PUNE, INDIA — Yet another “season” of American elections is at our doorstep. “Season” is well-accepted television jargon in India now. Many young, urban Indian tele-watchers have picked up the “season thing” easily. These young Indians also ardently follow and virtually participate in the very wellorganized, entertainingly televised and “branded” drama of American elections. Besides television, access to the internet with live information bombarding and constantly propagated graphical and video content has changed the scenario forever for our times. Staying updated about any specific domain or subject of your interest is click-easy.

Posted inArt

10 Underrated Artists From Brooklyn

Editor’s Note: We asked critic Howard Hurst to provide us with 10 Brooklyn artists he considers underrated. Here is his selection.

Ok, so it’s the middle of August. The art world has, as per usual, largely checked out for the month. What this means is that there are tons of smaller projects that get to claim part of the spotlight. While Chelsea may be asleep, I’ve always find that the end of the summer presents itself as a golden nugget of opportunity for lesser known artists and curators to take over unoccupied gallery spaces, and to garner publicity usually hogged by larger commercial galleries.

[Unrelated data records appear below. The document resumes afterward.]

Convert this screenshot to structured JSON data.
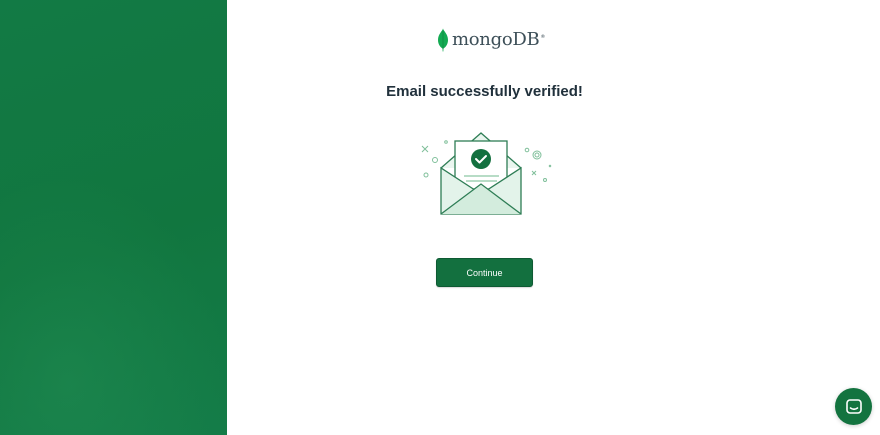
{
  "brand": {
    "logo_text": "mongoDB",
    "logo_mark": "®",
    "leaf_icon": "mongodb-leaf-icon"
  },
  "main": {
    "heading": "Email successfully verified!",
    "illustration_icon": "envelope-check-icon",
    "continue_label": "Continue"
  },
  "chat": {
    "icon": "chat-bubble-icon"
  },
  "colors": {
    "brand_green": "#13703f",
    "side_panel": "#127a45",
    "heading_text": "#21313c",
    "illustration_stroke": "#2e7d55",
    "illustration_fill": "#e3f3ea"
  }
}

In this spirit, and to help pass the hot summer hours, here is a list of my top 10 under rated Brooklyn artists presented in no particular order.

Posted inOpinion

The Museum In Your Video Game

Since 8-bit everything is so in nowadays, it should be no surprise that the geeks (I admit, I can be one) are combing over vintage (and more recent) video games to find glimpses of art and other visual treats. Here are some screenshots that would make the art set look twice when they partake in video gamery.

Posted inArt

Franco Fatigue

Saturday, August 6, marked the opening of James Franco’s latest venture into the art world. High/Low Rob Lowe opened at Terence Koh’s Asia Song Society on Canal Street, but closed indefinitely the day after opening. We know many of you have been suffering from Franco fatigue. Thoughts are definitely mixed about the actor’s rise in the commercial gallery world. Is he the real deal or just an over privileged famous guy? Honestly, he seems genuine, but that doesn’t mean he deserves the coverage he has gotten. Whatever you think, this whole Franco art thing doesn’t seem to be going away.

Posted inArt

I Didn’t Hear The Revolution in Galapagos

Since their doors opened in 1995, Galapagos Art Space (aka Kunsthalle Galapagos) has been a place for musicians, performers and generally cool but poor artists of any kind. Enter their newest venture, Kunsthalle Galapagos, the organization’s brand new venue that is now hosting the group show Can’t Hear the Revolution. It was an interesting but overwhelming exhibition.

Posted inOpinion

T-shirts Are the New Galleries: Top 10 Artist Tees

The artist t-shirt is a development we’ve known here at Hyperallergic for some time, but we thought it’d be good to let our readers explore it further. The blurry line demarcating art and fashion is obfuscated when artists have a hand in designing clothes. Is it just a cheap ploy to stock the gift shop full of more merchandise? Probably. But bearing an artist’s creation in your personal presentation potentially imbues clothing with a lot of meaning.

Posted inArt

Easy, Breazy Art from the Aljira Collection

Aljira: A Center for Contemporary Art, has a delightful summer show, titled “Interstice & Emphasis: Artists from the Aljira Collection.” The exhibition, now on view till September 24, features artwork acquired over the institution’s 27-year tenure. The work on view is neither groundbreaking nor provocative, but it is appealing and downright charming at some moments, with the overall tenor of the show being low-key. As the song goes, it’s summertime and the living is easy.

Posted inBooks

Oh, Knitta Puh-leze

Urban Knits, a small book of colorful photographs, explores a relatively new kind of graffiti called “urban knitting,” self-proclaimed to be the most “inoffensive” type of urban graffiti. Like most books of its kind, a collection compiled by theme, Urban Knits unintentionally shows the wide discrepancies in quality that exist in all forms of art, but that are especially prevalent in graffiti and street art. When the impetus for making art is not exclusively about the quality of the work itself but rather about the act of leaving a mark, the results are often less than imaginative. This seems to hold true for tagging as well as knitting.